::: DATA UNDER STUDY :::

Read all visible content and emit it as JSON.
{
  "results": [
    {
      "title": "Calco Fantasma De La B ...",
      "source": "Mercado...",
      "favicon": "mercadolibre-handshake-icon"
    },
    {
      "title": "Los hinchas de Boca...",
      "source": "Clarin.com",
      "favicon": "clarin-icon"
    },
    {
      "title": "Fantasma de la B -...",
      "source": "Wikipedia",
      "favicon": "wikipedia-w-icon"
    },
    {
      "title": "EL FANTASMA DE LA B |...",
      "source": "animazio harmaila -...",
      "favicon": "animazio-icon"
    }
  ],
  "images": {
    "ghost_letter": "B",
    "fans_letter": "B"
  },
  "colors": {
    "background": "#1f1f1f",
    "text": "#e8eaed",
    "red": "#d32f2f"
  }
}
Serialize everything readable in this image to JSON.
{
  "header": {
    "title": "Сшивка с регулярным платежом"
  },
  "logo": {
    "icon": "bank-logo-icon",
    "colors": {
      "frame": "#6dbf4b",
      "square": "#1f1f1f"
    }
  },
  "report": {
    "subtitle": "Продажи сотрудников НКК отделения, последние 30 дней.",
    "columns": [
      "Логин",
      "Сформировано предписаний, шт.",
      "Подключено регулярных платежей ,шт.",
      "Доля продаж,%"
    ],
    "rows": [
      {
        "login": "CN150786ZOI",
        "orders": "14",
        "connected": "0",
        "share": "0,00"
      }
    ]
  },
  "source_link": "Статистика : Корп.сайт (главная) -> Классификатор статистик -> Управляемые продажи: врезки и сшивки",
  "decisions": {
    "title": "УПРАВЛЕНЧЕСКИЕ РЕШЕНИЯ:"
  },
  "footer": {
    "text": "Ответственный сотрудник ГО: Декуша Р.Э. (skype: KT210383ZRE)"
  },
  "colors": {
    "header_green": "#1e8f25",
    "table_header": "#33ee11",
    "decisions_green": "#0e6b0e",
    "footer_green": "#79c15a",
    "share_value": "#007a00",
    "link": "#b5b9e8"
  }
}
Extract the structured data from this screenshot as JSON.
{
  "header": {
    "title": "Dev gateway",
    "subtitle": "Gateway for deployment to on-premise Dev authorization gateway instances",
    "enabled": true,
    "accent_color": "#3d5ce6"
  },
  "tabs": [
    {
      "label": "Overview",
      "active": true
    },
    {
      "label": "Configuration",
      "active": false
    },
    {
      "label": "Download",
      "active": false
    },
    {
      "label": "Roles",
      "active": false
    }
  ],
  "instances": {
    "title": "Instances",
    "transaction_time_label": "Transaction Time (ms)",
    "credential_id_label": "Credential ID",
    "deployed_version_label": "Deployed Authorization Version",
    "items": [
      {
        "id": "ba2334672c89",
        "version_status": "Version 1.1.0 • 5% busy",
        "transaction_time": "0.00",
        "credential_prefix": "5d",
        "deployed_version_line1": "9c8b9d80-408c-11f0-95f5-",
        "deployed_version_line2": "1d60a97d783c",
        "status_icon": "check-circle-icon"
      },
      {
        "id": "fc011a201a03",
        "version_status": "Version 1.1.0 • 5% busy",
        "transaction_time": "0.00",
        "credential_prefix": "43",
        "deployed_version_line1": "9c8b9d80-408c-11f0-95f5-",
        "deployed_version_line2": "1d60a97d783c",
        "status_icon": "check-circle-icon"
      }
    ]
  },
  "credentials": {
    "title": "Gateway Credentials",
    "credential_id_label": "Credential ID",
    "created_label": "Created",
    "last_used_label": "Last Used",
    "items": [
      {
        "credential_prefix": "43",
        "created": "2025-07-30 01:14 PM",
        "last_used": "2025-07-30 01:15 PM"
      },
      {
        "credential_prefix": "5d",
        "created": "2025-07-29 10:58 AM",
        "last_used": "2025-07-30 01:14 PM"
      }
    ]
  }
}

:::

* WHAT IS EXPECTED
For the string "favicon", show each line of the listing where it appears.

* YOUR RESPONSE
      "favicon": "mercadolibre-handshake-icon"
      "favicon": "clarin-icon"
      "favicon": "wikipedia-w-icon"
      "favicon": "animazio-icon"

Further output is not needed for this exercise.